What types of books do you like to read? Who are your favorite authors?

As a sailor, I’m very concerned about marine conservation so Farley Mowat’s books are of interest. I love the classic sea novels of Melville, Conrad et al. I’m a Tom Robbins fan and when it comes to my fiction writing, I don’t imitate him, but because of his writing, I’m less afraid to be unconventional, colorful, philosophical and irreverent. If someone doesn’t like them, too bad. they’re my art. I enjoy biographies of extraordinary people. I’ve read a lot of classics.

Are you working on your next book? What can you tell us about it?

I have two novels in draft form that are loose sequels to my novel, The Dance. They have their own story lines, but use the same main character. They’re all based on the extraordinary adventures of a real life person. The two new books take place aboard a sailboat in the Caribbean in the 1970s. On the surface, they’re adventure books, but underneath, they’re explorations of the relationship between nature and human nature.

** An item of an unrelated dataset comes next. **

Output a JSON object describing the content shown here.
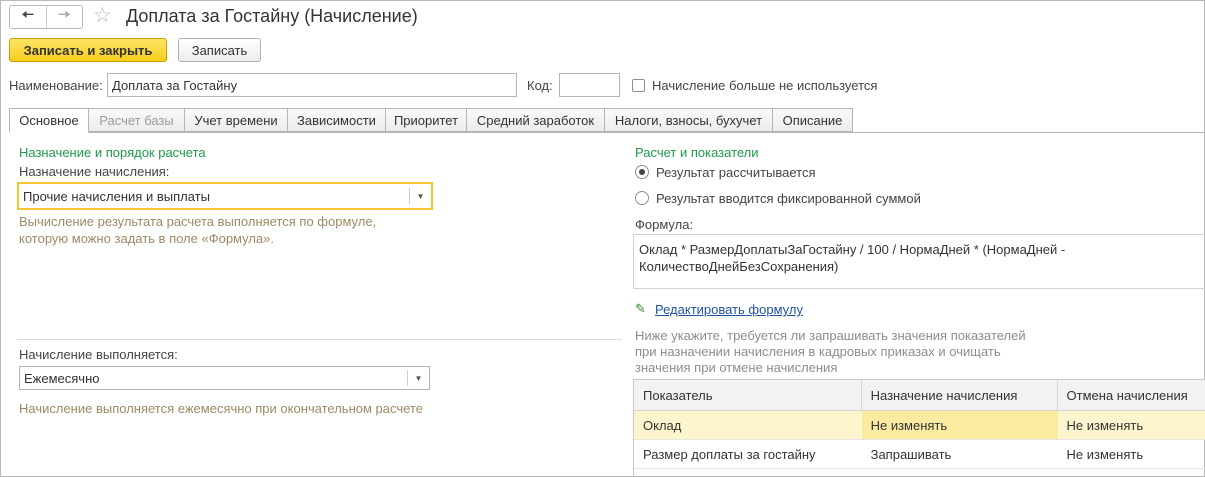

While those are being edited and reworked—a laborious process—my writing pleasure comes from telling my own stories. My memoir has a working title of “In My OwnBack yard,” and is a series of vignettes—a sort of Garrison Keillor or James Herriot at sea format. The goal of that is to transcend “look at all the cool stuff I did.” I’m not so much telling my story as inviting my reader to experience it; it’s a word-painting exercise and I’m having an enormously fun time writing it.

What is the best advice you could give other writers about writing or publishing?

Read my book. Well, honestly, read a few books. There are some good self-publishing educators out there. By all means, write your heart out, but if you’re going to go into the publishing business, be honest with yourself about what’s involved. Get educated and make informed choices so you can measure your success on the appropriate scale. For me, finishing a book is success in itself. If you print a dozen copies, you’ve got something to be proud of and time to write another. If you’d rather write than become a book publicist, that makes sense on a business and a personal level. We all need to find where our balance points are.

Who is the perfect reader for your book?

For the self-publishing book, my ideal reader is anyone considering publishing. For The Dance, I’d have to say people who are philosophical questioners and seekers. It’s a novel with a story line, but the characters ask a lot of questions and take little for granted. In fact, the book is careful not to preach or offer packaged truths. It leaves conclusions up to the reader, but its characters present points of view about love and sex, faith and empiricism, violence and survival. I’d characterize the overall tone as upbeat, mischievous and philosophical and those are qualities I’d expect to find in readers who enjoy it. The upcoming books are similar but less esoteric. They’ll be easier for the average reader to swallow, but will have special appeal to sailors. Sailors HATE inauthentic sea books and these are clearly written by someone who has been to sea.

Where can readers learn more about you and your book?

I’d start at http://www.essentialAbsurdities.com the site for my publishing entity and my book consulting business. From there, you can link to a site for each book, including the self-publishing blog at http://www.oneHourSelfPub.com and find links to where the books are available on Amazon.